In 2006, Georgia created the Suicide Prevention Program to be managed by the injury prevention section of the Division of Public Health of the Georgia Department of Human Resources. As part of that law, Georgia recognized that, “In Georgia, three out of four suicide deaths involve a firearm.” The law requires the injury prevention section to, among other things, “Work with public officials to improve firearm safety.”1

Nevertheless, Georgia law does not require a locking device to accompany the sale of a firearm (although the federal law applies). Georgia law also does not generally require firearm owners to lock their weapons. State administrative regulations may govern the secure control of firearms in certain locations.

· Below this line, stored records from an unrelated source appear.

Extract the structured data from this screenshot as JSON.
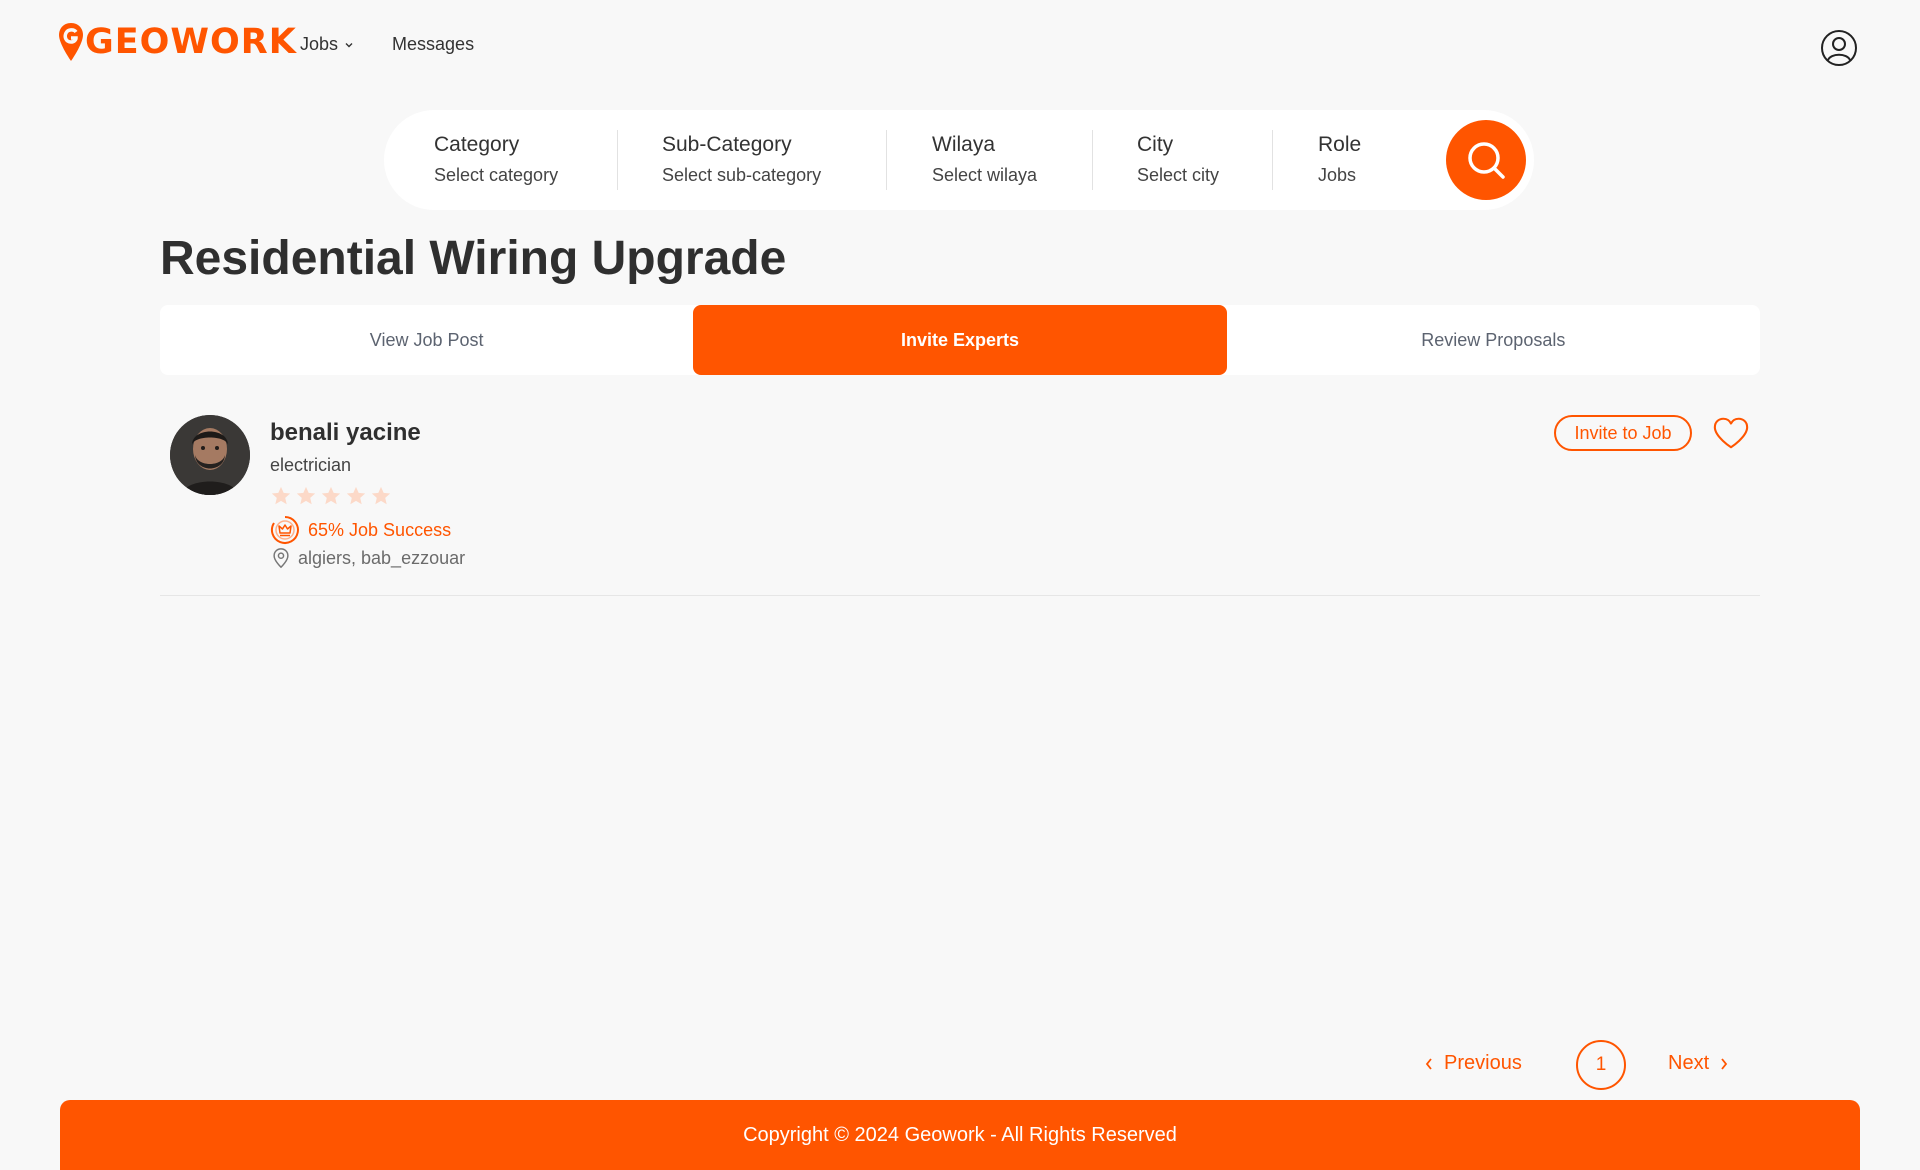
{
  "brand": {
    "logo_text": "GEOWORK",
    "accent_color": "#ff5500"
  },
  "nav": {
    "jobs_label": "Jobs",
    "messages_label": "Messages",
    "user_icon": "user-circle-icon"
  },
  "search": {
    "filters": [
      {
        "label": "Category",
        "value": "Select category"
      },
      {
        "label": "Sub-Category",
        "value": "Select sub-category"
      },
      {
        "label": "Wilaya",
        "value": "Select wilaya"
      },
      {
        "label": "City",
        "value": "Select city"
      },
      {
        "label": "Role",
        "value": "Jobs"
      }
    ],
    "button_icon": "search-icon"
  },
  "page": {
    "title": "Residential Wiring Upgrade"
  },
  "tabs": [
    {
      "label": "View Job Post",
      "active": false
    },
    {
      "label": "Invite Experts",
      "active": true
    },
    {
      "label": "Review Proposals",
      "active": false
    }
  ],
  "experts": [
    {
      "name": "benali yacine",
      "role": "electrician",
      "rating": 0,
      "rating_max": 5,
      "job_success": "65% Job Success",
      "location": "algiers, bab_ezzouar",
      "invite_label": "Invite to Job"
    }
  ],
  "pagination": {
    "previous_label": "Previous",
    "current_page": "1",
    "next_label": "Next"
  },
  "footer": {
    "copyright": "Copyright © 2024 Geowork - All Rights Reserved"
  }
}
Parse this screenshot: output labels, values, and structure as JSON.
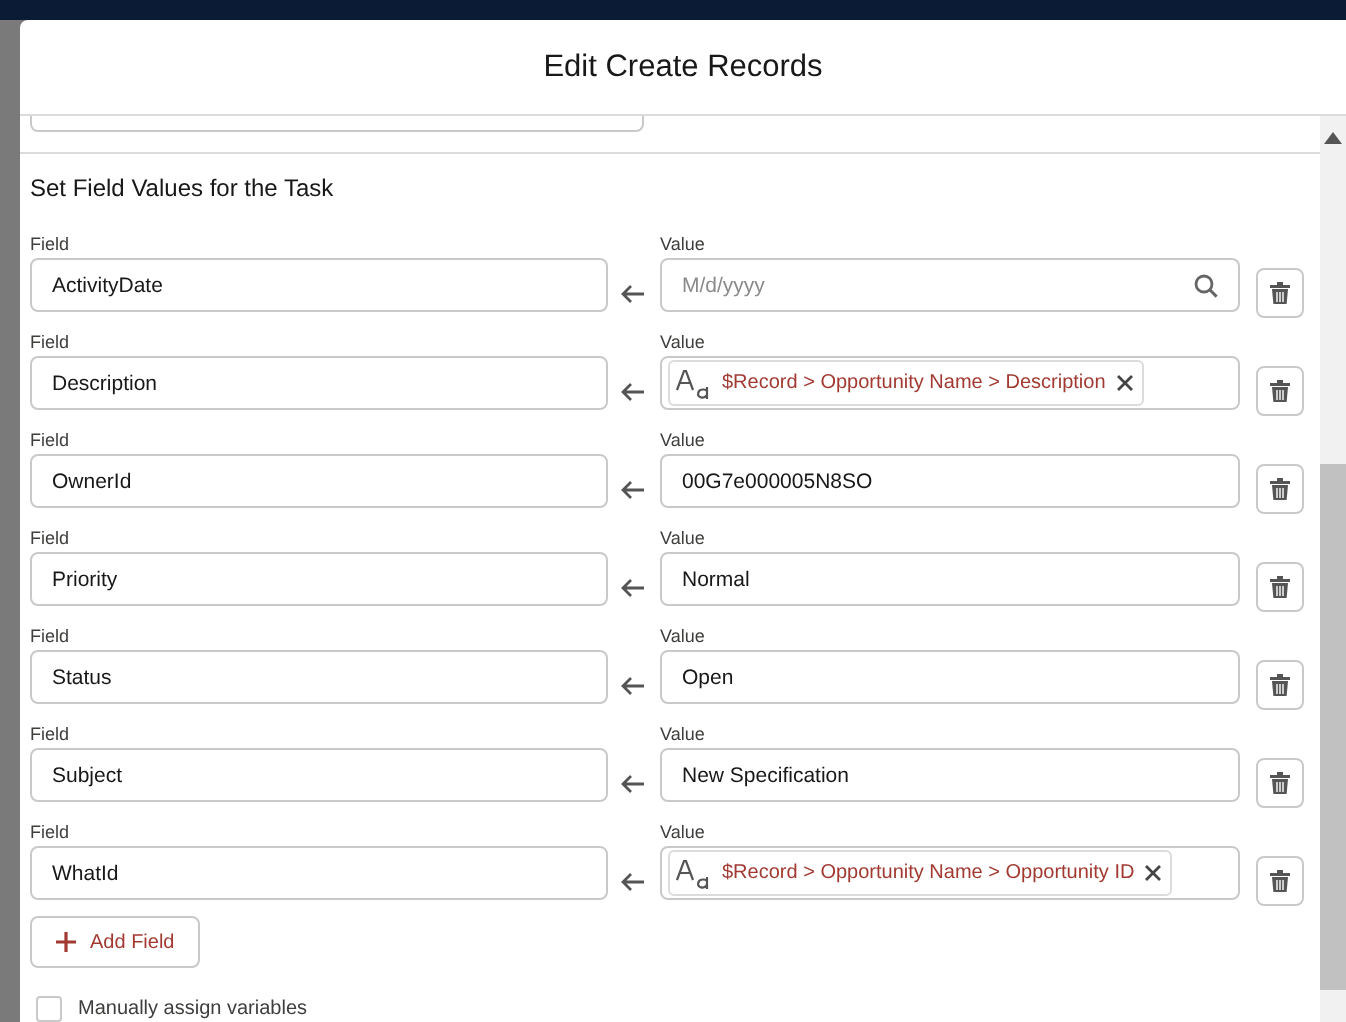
{
  "modal": {
    "title": "Edit Create Records"
  },
  "section": {
    "title": "Set Field Values for the Task"
  },
  "assignments": [
    {
      "field_label": "Field",
      "field": "ActivityDate",
      "value_label": "Value",
      "kind": "date",
      "placeholder": "M/d/yyyy"
    },
    {
      "field_label": "Field",
      "field": "Description",
      "value_label": "Value",
      "kind": "resource",
      "value": "$Record > Opportunity Name > Description"
    },
    {
      "field_label": "Field",
      "field": "OwnerId",
      "value_label": "Value",
      "kind": "text",
      "value": "00G7e000005N8SO"
    },
    {
      "field_label": "Field",
      "field": "Priority",
      "value_label": "Value",
      "kind": "text",
      "value": "Normal"
    },
    {
      "field_label": "Field",
      "field": "Status",
      "value_label": "Value",
      "kind": "text",
      "value": "Open"
    },
    {
      "field_label": "Field",
      "field": "Subject",
      "value_label": "Value",
      "kind": "text",
      "value": "New Specification"
    },
    {
      "field_label": "Field",
      "field": "WhatId",
      "value_label": "Value",
      "kind": "resource",
      "value": "$Record > Opportunity Name > Opportunity ID"
    }
  ],
  "add_button": {
    "label": "Add Field"
  },
  "manual_assign": {
    "label": "Manually assign variables",
    "checked": false
  }
}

See our Locking Devices policy summary for a comprehensive discussion of this issue.

  1. Ga. Code Ann. § 37-1-27 (formerly § 31-2-9). ⤴︎